(Data records for software interfaces)
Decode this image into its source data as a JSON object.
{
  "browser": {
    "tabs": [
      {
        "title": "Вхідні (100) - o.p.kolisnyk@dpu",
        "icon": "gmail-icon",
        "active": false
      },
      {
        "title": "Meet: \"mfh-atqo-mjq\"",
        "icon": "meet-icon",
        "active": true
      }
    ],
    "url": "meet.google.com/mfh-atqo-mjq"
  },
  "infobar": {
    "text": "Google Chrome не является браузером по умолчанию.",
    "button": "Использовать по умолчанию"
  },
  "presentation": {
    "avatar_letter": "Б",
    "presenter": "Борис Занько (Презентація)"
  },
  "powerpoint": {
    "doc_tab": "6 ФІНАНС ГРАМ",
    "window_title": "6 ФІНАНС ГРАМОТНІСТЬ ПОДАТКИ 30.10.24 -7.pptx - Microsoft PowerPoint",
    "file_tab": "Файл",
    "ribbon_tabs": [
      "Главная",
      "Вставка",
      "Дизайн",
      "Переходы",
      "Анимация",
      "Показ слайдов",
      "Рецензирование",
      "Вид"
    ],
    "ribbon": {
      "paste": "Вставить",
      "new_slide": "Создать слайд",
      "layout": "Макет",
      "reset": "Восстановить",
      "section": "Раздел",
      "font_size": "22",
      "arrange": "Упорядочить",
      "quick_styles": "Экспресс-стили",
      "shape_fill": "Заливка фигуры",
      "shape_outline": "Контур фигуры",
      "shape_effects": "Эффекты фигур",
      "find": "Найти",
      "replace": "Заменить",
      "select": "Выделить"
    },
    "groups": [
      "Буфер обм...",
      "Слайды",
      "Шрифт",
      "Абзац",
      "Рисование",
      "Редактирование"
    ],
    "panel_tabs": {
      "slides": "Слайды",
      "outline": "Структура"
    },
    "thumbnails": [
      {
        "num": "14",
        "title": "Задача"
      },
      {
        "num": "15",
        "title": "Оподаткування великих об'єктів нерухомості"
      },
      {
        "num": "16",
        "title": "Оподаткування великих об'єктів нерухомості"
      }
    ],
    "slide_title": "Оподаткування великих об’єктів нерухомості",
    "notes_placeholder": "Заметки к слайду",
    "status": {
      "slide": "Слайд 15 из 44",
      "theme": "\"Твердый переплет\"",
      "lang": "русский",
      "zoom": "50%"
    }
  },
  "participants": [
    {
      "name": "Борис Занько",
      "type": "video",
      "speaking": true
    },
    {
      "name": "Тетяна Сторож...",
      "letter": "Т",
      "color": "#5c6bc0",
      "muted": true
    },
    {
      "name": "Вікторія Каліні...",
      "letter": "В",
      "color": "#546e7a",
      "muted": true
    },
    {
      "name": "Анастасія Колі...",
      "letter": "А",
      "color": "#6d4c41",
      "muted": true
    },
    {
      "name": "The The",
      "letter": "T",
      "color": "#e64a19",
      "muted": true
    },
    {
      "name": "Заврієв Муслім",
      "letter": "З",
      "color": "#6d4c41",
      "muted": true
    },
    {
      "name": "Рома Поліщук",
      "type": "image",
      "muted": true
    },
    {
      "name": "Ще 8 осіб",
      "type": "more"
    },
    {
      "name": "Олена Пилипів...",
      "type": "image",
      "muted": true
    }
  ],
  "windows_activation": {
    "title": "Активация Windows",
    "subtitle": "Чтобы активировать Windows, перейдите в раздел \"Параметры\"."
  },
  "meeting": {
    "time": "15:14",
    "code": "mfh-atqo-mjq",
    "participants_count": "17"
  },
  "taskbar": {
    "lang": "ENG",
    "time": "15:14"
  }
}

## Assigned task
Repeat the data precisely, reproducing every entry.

## Solution for this task
Decode this image into its source data as a JSON object.
{
  "browser": {
    "tabs": [
      {
        "title": "Вхідні (100) - o.p.kolisnyk@dpu",
        "icon": "gmail-icon",
        "active": false
      },
      {
        "title": "Meet: \"mfh-atqo-mjq\"",
        "icon": "meet-icon",
        "active": true
      }
    ],
    "url": "meet.google.com/mfh-atqo-mjq"
  },
  "infobar": {
    "text": "Google Chrome не является браузером по умолчанию.",
    "button": "Использовать по умолчанию"
  },
  "presentation": {
    "avatar_letter": "Б",
    "presenter": "Борис Занько (Презентація)"
  },
  "powerpoint": {
    "doc_tab": "6 ФІНАНС ГРАМ",
    "window_title": "6 ФІНАНС ГРАМОТНІСТЬ ПОДАТКИ 30.10.24 -7.pptx - Microsoft PowerPoint",
    "file_tab": "Файл",
    "ribbon_tabs": [
      "Главная",
      "Вставка",
      "Дизайн",
      "Переходы",
      "Анимация",
      "Показ слайдов",
      "Рецензирование",
      "Вид"
    ],
    "ribbon": {
      "paste": "Вставить",
      "new_slide": "Создать слайд",
      "layout": "Макет",
      "reset": "Восстановить",
      "section": "Раздел",
      "font_size": "22",
      "arrange": "Упорядочить",
      "quick_styles": "Экспресс-стили",
      "shape_fill": "Заливка фигуры",
      "shape_outline": "Контур фигуры",
      "shape_effects": "Эффекты фигур",
      "find": "Найти",
      "replace": "Заменить",
      "select": "Выделить"
    },
    "groups": [
      "Буфер обм...",
      "Слайды",
      "Шрифт",
      "Абзац",
      "Рисование",
      "Редактирование"
    ],
    "panel_tabs": {
      "slides": "Слайды",
      "outline": "Структура"
    },
    "thumbnails": [
      {
        "num": "14",
        "title": "Задача"
      },
      {
        "num": "15",
        "title": "Оподаткування великих об'єктів нерухомості"
      },
      {
        "num": "16",
        "title": "Оподаткування великих об'єктів нерухомості"
      }
    ],
    "slide_title": "Оподаткування великих об’єктів нерухомості",
    "notes_placeholder": "Заметки к слайду",
    "status": {
      "slide": "Слайд 15 из 44",
      "theme": "\"Твердый переплет\"",
      "lang": "русский",
      "zoom": "50%"
    }
  },
  "participants": [
    {
      "name": "Борис Занько",
      "type": "video",
      "speaking": true
    },
    {
      "name": "Тетяна Сторож...",
      "letter": "Т",
      "color": "#5c6bc0",
      "muted": true
    },
    {
      "name": "Вікторія Каліні...",
      "letter": "В",
      "color": "#546e7a",
      "muted": true
    },
    {
      "name": "Анастасія Колі...",
      "letter": "А",
      "color": "#6d4c41",
      "muted": true
    },
    {
      "name": "The The",
      "letter": "T",
      "color": "#e64a19",
      "muted": true
    },
    {
      "name": "Заврієв Муслім",
      "letter": "З",
      "color": "#6d4c41",
      "muted": true
    },
    {
      "name": "Рома Поліщук",
      "type": "image",
      "muted": true
    },
    {
      "name": "Ще 8 осіб",
      "type": "more"
    },
    {
      "name": "Олена Пилипів...",
      "type": "image",
      "muted": true
    }
  ],
  "windows_activation": {
    "title": "Активация Windows",
    "subtitle": "Чтобы активировать Windows, перейдите в раздел \"Параметры\"."
  },
  "meeting": {
    "time": "15:14",
    "code": "mfh-atqo-mjq",
    "participants_count": "17"
  },
  "taskbar": {
    "lang": "ENG",
    "time": "15:14"
  }
}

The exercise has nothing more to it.